Towing packraft on snow/ice

looking to tow my yak up a frozen river. will be either on foot/snowshoes or skis. flat terrain. any suggestions for a towing system?


Forgive me if I’m missing something, but what’s wrong with a “sled”.

I know that packrafts are extremely robust, but why drag one if you aren’t going to float out afterwards? Perhaps they are lighter than sleds? I don’t know.

I don’t think you’ll find many people on this site who want to drag one without wanting to float it as well, but perhaps I’m wrong…BUT, it’s great you have an Alpacka anyway!!!..

Andrew Allan

Living in Oz, where no river freezes…and they just don’t look like “sleds”, even though I’m in to “lateral thinking”. Please enlighten us all

i understand the confusion… yes a sled might be better, but there is a lake near our destination, not yet frozen over that may require some paddling across
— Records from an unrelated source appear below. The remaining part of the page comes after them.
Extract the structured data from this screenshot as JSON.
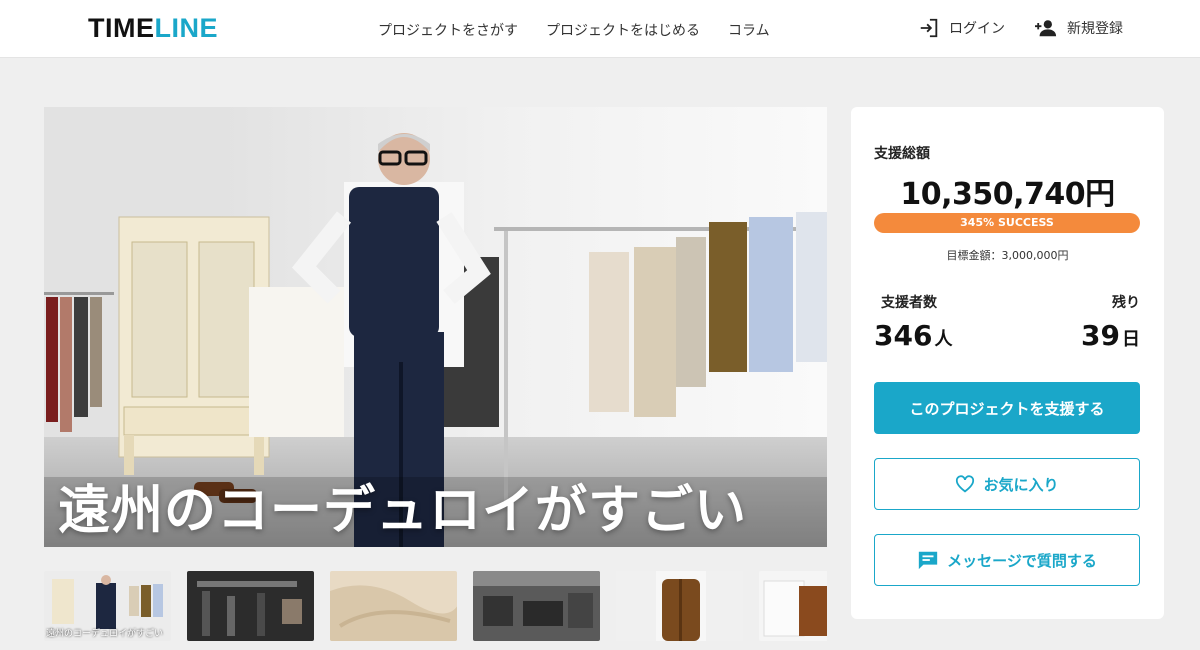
{
  "header": {
    "logo_a": "TIME",
    "logo_b": "LINE",
    "nav": [
      "プロジェクトをさがす",
      "プロジェクトをはじめる",
      "コラム"
    ],
    "login": "ログイン",
    "signup": "新規登録"
  },
  "hero": {
    "title": "遠州のコーデュロイがすごい"
  },
  "thumbnails": {
    "first_caption": "遠州のコーデュロイがすごい"
  },
  "funding": {
    "total_label": "支援総額",
    "total": "10,350,740円",
    "progress_text": "345% SUCCESS",
    "progress_percent": 345,
    "goal": "目標金額：3,000,000円",
    "backers_label": "支援者数",
    "backers_value": "346",
    "backers_unit": "人",
    "remaining_label": "残り",
    "remaining_value": "39",
    "remaining_unit": "日"
  },
  "actions": {
    "support": "このプロジェクトを支援する",
    "favorite": "お気に入り",
    "message": "メッセージで質問する"
  },
  "colors": {
    "accent": "#1aa7c9",
    "progress": "#f48a3c"
  }
}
Erin and Hig are the experts on this. Here’s a little bit of information and photos on their website:

They just used a piece of P-cord and a micro biner. Thats as complex as it got.

Yeah, you don’t need to get complicated about hooking up the boat… I like having a little shock-cord in there to damp the jerking. The boats do very well over irregular terrain, and usually don’t overturn. They are of course a pain if you’re traversing a steep slope, or through brush. It’s always great when you’re skiing a traverse above bushes and the raft tangles, yanking you backwards onto your ass… I don’t know if we ever got this maneuver on video, but you can probably imagine it.
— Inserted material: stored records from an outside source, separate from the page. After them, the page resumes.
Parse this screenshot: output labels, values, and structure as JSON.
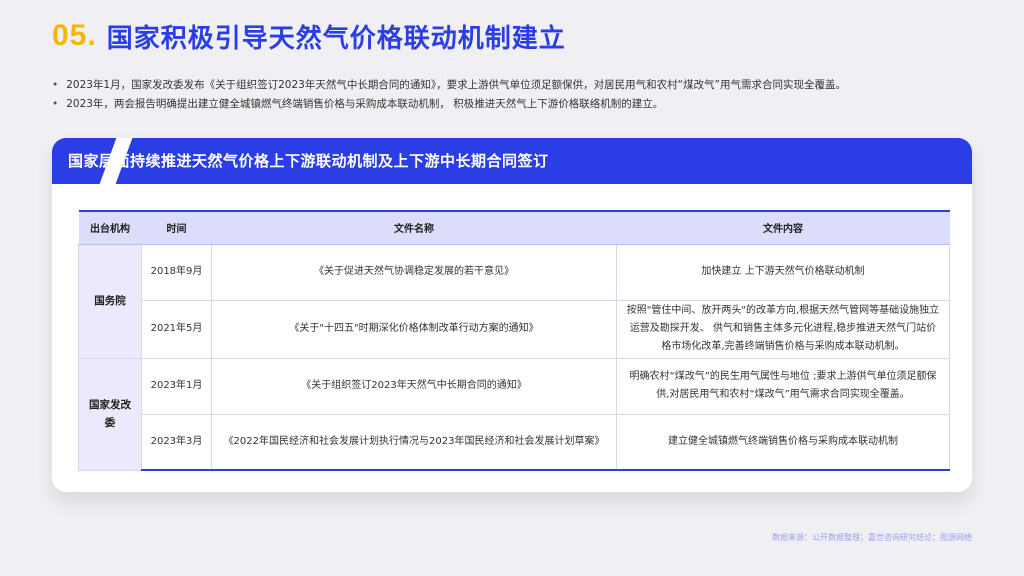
{
  "header": {
    "number": "05.",
    "title": "国家积极引导天然气价格联动机制建立"
  },
  "bullets": [
    "2023年1月，国家发改委发布《关于组织签订2023年天然气中长期合同的通知》，要求上游供气单位须足额保供，对居民用气和农村“煤改气”用气需求合同实现全覆盖。",
    "2023年，两会报告明确提出建立健全城镇燃气终端销售价格与采购成本联动机制， 积极推进天然气上下游价格联络机制的建立。"
  ],
  "card": {
    "banner": "国家层面持续推进天然气价格上下游联动机制及上下游中长期合同签订"
  },
  "table": {
    "headers": [
      "出台机构",
      "时间",
      "文件名称",
      "文件内容"
    ],
    "groups": [
      {
        "org": "国务院",
        "rows": [
          {
            "time": "2018年9月",
            "name": "《关于促进天然气协调稳定发展的若干意见》",
            "content": "加快建立 上下游天然气价格联动机制"
          },
          {
            "time": "2021年5月",
            "name": "《关于\"十四五\"时期深化价格体制改革行动方案的通知》",
            "content": "按照\"管住中间、放开两头\"的改革方向,根据天然气管网等基础设施独立运营及勘探开发、 供气和销售主体多元化进程,稳步推进天然气门站价格市场化改革,完善终端销售价格与采购成本联动机制。"
          }
        ]
      },
      {
        "org": "国家发改委",
        "rows": [
          {
            "time": "2023年1月",
            "name": "《关于组织签订2023年天然气中长期合同的通知》",
            "content": "明确农村“煤改气”的民生用气属性与地位 ;要求上游供气单位须足额保供,对居民用气和农村“煤改气”用气需求合同实现全覆盖。"
          },
          {
            "time": "2023年3月",
            "name": "《2022年国民经济和社会发展计划执行情况与2023年国民经济和社会发展计划草案》",
            "content": "建立健全城镇燃气终端销售价格与采购成本联动机制"
          }
        ]
      }
    ]
  },
  "footer": {
    "source": "数据来源：公开数据整理；嘉世咨询研究结论；图源网络"
  }
}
We found that if there’s some soft snow, or smooth ice, the boat doesn’t show much wear from dragging. We’d typically pull 15-25 lbs. in the sled, and put the rest in our packs. Occasionally dragging the boat through brush or across a few rocks isn’t that big a deal (no more so than running into rocks while rafting.)
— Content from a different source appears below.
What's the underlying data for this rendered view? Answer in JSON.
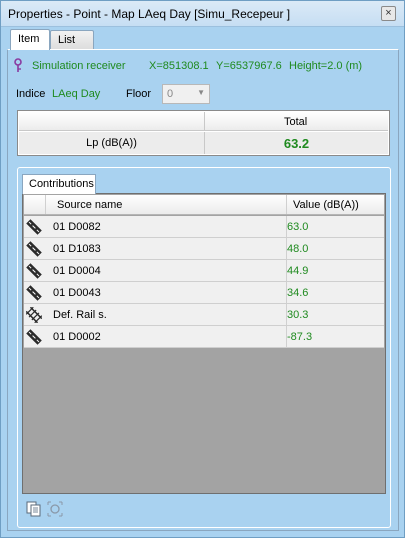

Alpackas also do fine breaking through thin ice.

On sharp ice (say, windblown rain on snow followed by a hard freeze), the boats do show wear. After pulling about 30 lbs. over 20 miles of icy snow like this, we had to patch several dime-sized holes through the bottom. Aquaseal worked well, but it’s tricky to get it to cure in sub-freezing conditions.